To Get Respect, Give Respect

The Humanity Club at Morrow Elementary

The Humanity Project believes that for people to get respect, they first must give respect. Always, in every situation, unconditionally. That doesn’t mean being weak. It means treating every human being as just that: a human being.

We teach this to our kids as well as to parents busy raising their own children. And it applies in the schools, online, on the roads. Everywhere.

During the Humanity Club presentation on respect: a Native American tale

On November 16, our Humanity Club at Morrow Elementary School in North Lauderdale, Florida demonstrated for nearly 400 of their classmates, grades K - 5, what respect really means. It was a huge success! Through interactive exercises, skits, music, videos and more, our amazing group of 10 Humanity Club all-girl student leaders marked the path toward a more respectful learning environment. Their classmates were receptive and now many of them will take part in ongoing art projects and contests focused on respect — even a Garden of Respect that the Humanity Project will build for the school with students closely involved in both planning and execution. That garden will be funded in part by a new grant from Children’s Services Council of Broward County and we’ll tell you more about it next month.

During Text-4-RESPECT

That same day, the Humanity Project also led a Text-4-RESPECT campaign, with students at Morrow and other schools as well as nonprofit partners texting #respect at noon local time. This was intended as a follow up to the morning Humanity Club program … and as a tribute to the great Aretha Franklin, who passed away in August. In Detroit, Ms. Franklin’s church where she began singing (and her father was longtime preacher) even joined the event. As did nonprofits and individuals from as far away as Brazil, Italy, Switzerland, New Jersey and many other spots.

All this took place on the 10th anniversary of the day when the Humanity Project led the Thousand Youth March for Humanity: November 16, 2008. That was the nation’s first mass children’s march against bullying with more than 2,100 participants. And it’s the reason the week of November 16 each year is antibullying week in Broward County Public Schools, the sixth largest school district in the United States.

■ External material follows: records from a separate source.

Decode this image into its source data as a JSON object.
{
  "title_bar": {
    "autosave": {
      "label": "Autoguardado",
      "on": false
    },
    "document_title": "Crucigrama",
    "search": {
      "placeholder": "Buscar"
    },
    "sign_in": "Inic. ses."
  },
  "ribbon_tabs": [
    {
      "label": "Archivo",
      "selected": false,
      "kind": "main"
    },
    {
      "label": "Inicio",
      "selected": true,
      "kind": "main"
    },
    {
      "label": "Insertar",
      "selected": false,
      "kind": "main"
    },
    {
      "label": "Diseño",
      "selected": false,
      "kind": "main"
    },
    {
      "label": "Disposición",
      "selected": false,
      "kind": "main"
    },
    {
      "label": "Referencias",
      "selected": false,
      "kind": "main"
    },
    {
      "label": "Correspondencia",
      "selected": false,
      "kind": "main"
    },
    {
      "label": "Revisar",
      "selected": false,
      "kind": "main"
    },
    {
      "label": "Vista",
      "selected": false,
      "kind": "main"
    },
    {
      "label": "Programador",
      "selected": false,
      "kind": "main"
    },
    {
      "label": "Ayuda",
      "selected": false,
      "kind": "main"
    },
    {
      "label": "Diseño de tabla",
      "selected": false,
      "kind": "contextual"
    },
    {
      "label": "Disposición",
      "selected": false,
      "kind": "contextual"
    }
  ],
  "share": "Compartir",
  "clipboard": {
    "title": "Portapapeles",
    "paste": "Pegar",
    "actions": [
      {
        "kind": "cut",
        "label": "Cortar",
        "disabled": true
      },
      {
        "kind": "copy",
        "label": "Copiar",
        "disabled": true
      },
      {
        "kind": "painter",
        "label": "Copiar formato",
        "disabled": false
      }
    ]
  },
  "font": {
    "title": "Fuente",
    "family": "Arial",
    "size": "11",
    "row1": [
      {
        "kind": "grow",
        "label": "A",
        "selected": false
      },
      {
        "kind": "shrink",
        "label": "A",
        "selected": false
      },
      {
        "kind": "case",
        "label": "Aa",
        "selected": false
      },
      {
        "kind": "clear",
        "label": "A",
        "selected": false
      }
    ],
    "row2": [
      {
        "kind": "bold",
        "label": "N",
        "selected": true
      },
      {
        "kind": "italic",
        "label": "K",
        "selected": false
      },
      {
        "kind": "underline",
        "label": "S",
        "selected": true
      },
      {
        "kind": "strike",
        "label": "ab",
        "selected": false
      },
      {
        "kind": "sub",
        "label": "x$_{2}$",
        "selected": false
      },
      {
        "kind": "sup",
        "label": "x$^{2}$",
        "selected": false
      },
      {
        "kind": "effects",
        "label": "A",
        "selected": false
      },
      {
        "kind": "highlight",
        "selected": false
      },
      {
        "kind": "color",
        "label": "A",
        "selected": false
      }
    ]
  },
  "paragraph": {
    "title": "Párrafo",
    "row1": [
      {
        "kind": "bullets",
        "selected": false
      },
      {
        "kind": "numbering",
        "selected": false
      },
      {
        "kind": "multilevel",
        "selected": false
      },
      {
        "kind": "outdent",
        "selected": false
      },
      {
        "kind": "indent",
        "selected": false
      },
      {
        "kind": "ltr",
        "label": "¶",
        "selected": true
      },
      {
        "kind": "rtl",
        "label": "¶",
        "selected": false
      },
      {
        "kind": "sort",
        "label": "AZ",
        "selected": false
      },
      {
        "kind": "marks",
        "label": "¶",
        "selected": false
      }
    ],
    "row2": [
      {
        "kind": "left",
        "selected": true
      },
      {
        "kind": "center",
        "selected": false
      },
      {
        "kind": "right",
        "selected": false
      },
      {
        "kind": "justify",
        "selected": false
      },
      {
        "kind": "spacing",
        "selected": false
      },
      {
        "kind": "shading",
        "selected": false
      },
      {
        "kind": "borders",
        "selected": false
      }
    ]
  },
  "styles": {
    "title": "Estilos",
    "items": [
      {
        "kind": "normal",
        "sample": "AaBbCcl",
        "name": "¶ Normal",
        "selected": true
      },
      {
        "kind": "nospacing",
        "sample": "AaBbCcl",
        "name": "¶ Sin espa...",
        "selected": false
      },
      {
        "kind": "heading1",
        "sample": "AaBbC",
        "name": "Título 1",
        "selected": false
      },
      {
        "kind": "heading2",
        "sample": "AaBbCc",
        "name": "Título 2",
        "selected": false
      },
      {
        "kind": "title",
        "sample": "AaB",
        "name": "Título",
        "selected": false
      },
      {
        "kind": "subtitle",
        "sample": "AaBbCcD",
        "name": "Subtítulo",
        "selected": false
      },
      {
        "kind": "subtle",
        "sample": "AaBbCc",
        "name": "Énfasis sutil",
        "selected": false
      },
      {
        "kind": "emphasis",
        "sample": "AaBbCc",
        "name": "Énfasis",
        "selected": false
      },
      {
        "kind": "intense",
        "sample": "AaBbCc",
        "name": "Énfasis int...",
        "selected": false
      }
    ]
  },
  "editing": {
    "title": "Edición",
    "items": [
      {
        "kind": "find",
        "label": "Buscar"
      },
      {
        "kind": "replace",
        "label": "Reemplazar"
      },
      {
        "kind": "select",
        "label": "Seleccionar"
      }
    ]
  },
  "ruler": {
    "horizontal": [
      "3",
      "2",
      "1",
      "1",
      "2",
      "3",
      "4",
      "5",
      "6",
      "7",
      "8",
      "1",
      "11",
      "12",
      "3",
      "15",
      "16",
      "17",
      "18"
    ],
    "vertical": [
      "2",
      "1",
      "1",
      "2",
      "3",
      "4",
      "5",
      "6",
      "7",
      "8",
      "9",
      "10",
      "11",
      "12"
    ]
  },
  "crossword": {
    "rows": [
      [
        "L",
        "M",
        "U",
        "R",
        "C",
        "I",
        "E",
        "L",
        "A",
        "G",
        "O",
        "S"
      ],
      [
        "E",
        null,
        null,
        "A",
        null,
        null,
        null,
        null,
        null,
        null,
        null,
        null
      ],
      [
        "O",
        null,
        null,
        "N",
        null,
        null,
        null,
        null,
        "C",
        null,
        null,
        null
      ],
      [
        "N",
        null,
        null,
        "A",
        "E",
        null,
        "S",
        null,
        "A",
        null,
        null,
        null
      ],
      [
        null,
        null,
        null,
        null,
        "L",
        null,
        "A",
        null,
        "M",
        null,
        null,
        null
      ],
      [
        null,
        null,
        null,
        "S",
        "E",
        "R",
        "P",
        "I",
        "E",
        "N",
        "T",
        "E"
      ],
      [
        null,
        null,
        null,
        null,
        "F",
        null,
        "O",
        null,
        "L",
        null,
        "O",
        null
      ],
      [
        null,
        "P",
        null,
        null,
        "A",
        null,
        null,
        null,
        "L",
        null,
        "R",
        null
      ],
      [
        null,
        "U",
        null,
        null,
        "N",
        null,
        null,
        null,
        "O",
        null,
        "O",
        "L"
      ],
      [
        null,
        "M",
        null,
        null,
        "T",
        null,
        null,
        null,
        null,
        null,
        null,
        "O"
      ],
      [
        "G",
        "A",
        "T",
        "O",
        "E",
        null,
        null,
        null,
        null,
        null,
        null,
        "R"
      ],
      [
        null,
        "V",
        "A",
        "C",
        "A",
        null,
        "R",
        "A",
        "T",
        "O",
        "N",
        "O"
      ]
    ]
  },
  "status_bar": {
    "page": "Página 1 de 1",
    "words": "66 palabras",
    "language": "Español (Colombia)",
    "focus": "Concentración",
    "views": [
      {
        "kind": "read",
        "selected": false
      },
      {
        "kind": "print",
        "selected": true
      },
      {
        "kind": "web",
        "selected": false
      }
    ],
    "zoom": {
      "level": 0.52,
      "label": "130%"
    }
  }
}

Yes, we do believe that to get respect, we must each give respect. It’s encouraging that so many of our young students agree, don’t you think?